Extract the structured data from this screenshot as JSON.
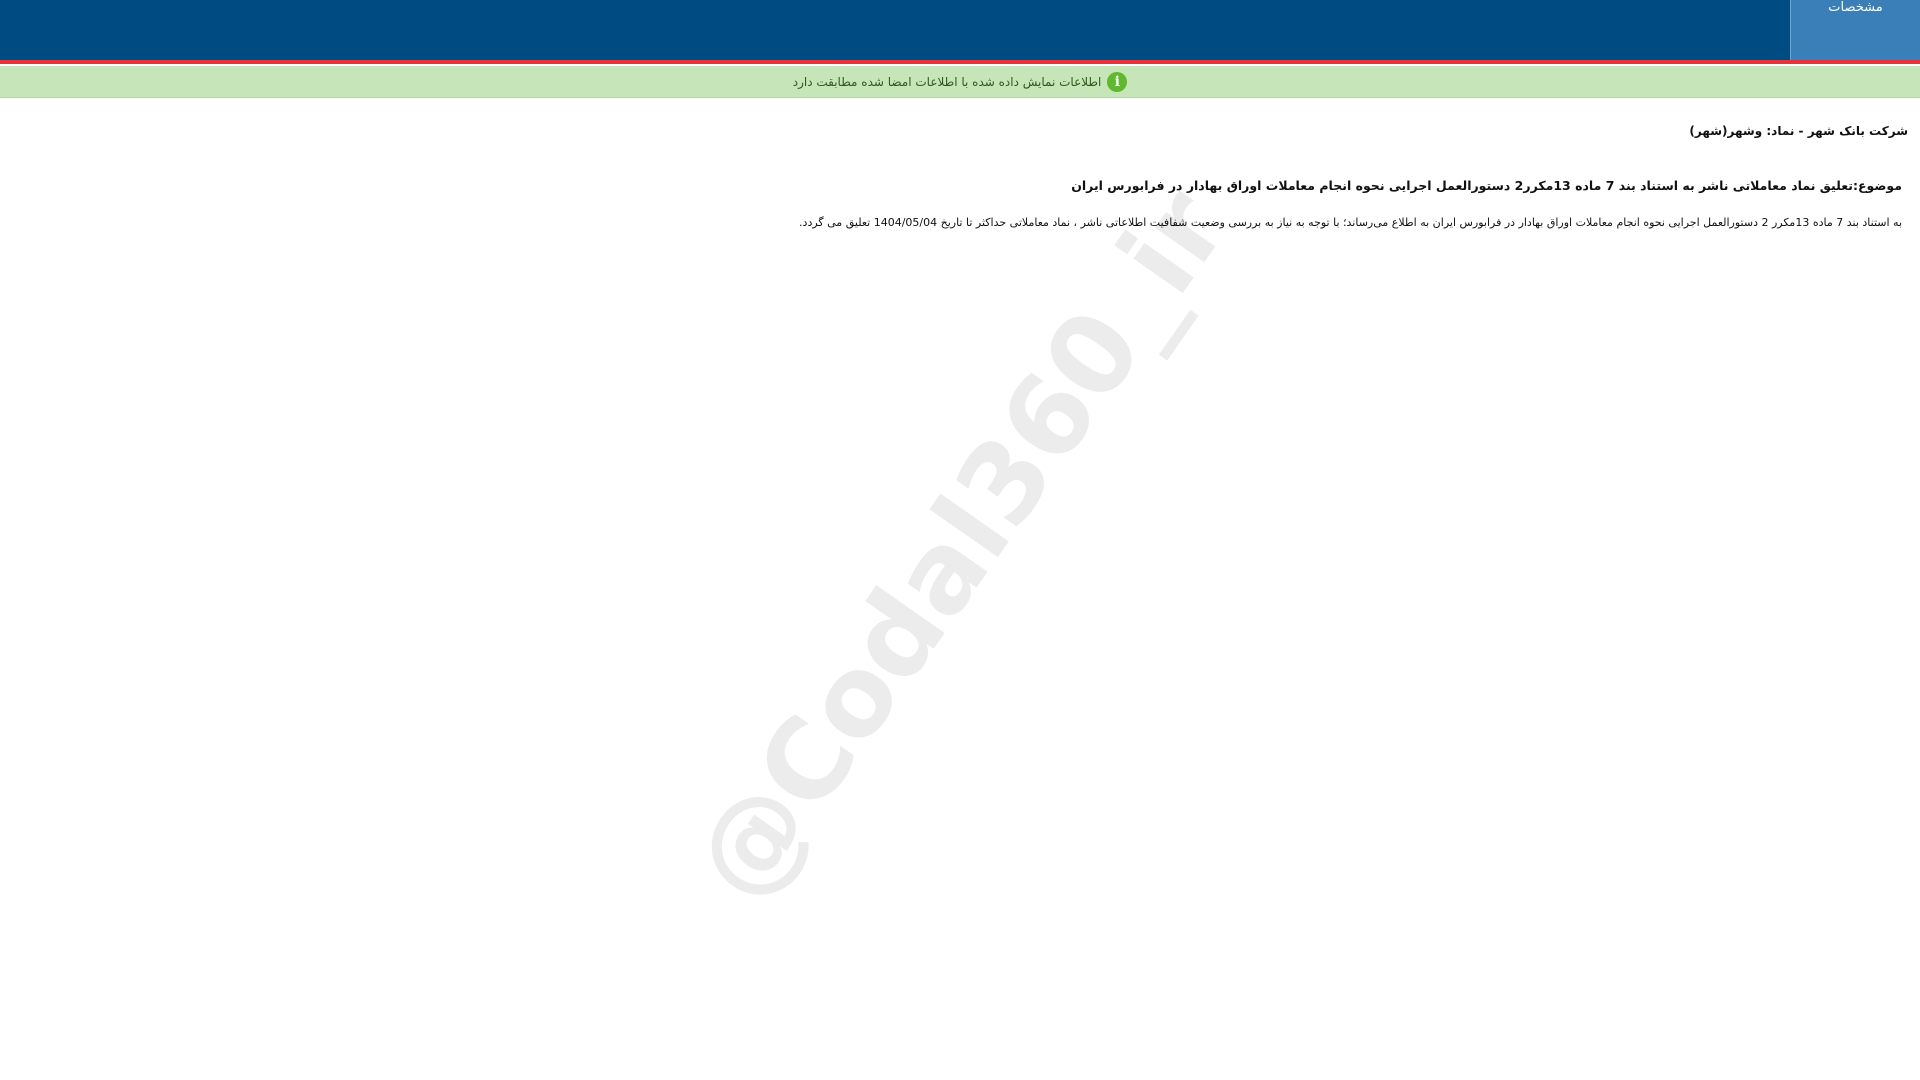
{
  "header": {
    "tab_label": "مشخصات"
  },
  "notice": {
    "icon": "info-icon",
    "text": "اطلاعات نمایش داده شده با اطلاعات امضا شده مطابقت دارد"
  },
  "content": {
    "company_line": "شرکت بانک شهر - نماد: وشهر(شهر)",
    "subject": "موضوع:تعلیق نماد معاملاتی ناشر به استناد بند 7 ماده 13مکرر2 دستورالعمل اجرایی نحوه انجام معاملات اوراق بهادار در فرابورس ایران",
    "body": "به استناد بند 7 ماده 13مکرر 2 دستورالعمل اجرایی نحوه انجام معاملات اوراق بهادار در فرابورس ایران به اطلاع می‌رساند؛ با توجه به نیاز به بررسی وضعیت شفافیت اطلاعاتی ناشر ، نماد معاملاتی حداکثر تا تاریخ 1404/05/04 تعلیق می گردد."
  },
  "watermark": {
    "text": "@Codal360_ir"
  },
  "colors": {
    "header_bg": "#004b82",
    "header_accent": "#e5333b",
    "tab_bg": "#3a7fb7",
    "notice_bg": "#c6e5b8",
    "notice_icon": "#5fb82d"
  }
}
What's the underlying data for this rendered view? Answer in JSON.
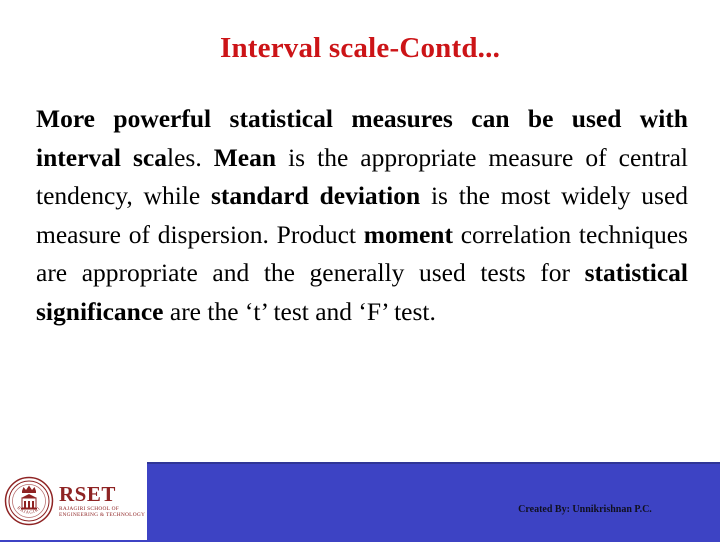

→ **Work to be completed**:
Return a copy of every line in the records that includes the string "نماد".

→ **Your solution**:
    "company_line": "شرکت بانک شهر - نماد: وشهر(شهر)",
    "subject": "موضوع:تعلیق نماد معاملاتی ناشر به استناد بند 7 ماده 13مکرر2 دستورالعمل اجرایی نحوه انجام معاملات اوراق بهادار در فرابورس ایران",
    "body": "به استناد بند 7 ماده 13مکرر 2 دستورالعمل اجرایی نحوه انجام معاملات اوراق بهادار در فرابورس ایران به اطلاع می‌رساند؛ با توجه به نیاز به بررسی وضعیت شفافیت اطلاعاتی ناشر ، نماد معاملاتی حداکثر تا تاریخ 1404/05/04 تعلیق می گردد."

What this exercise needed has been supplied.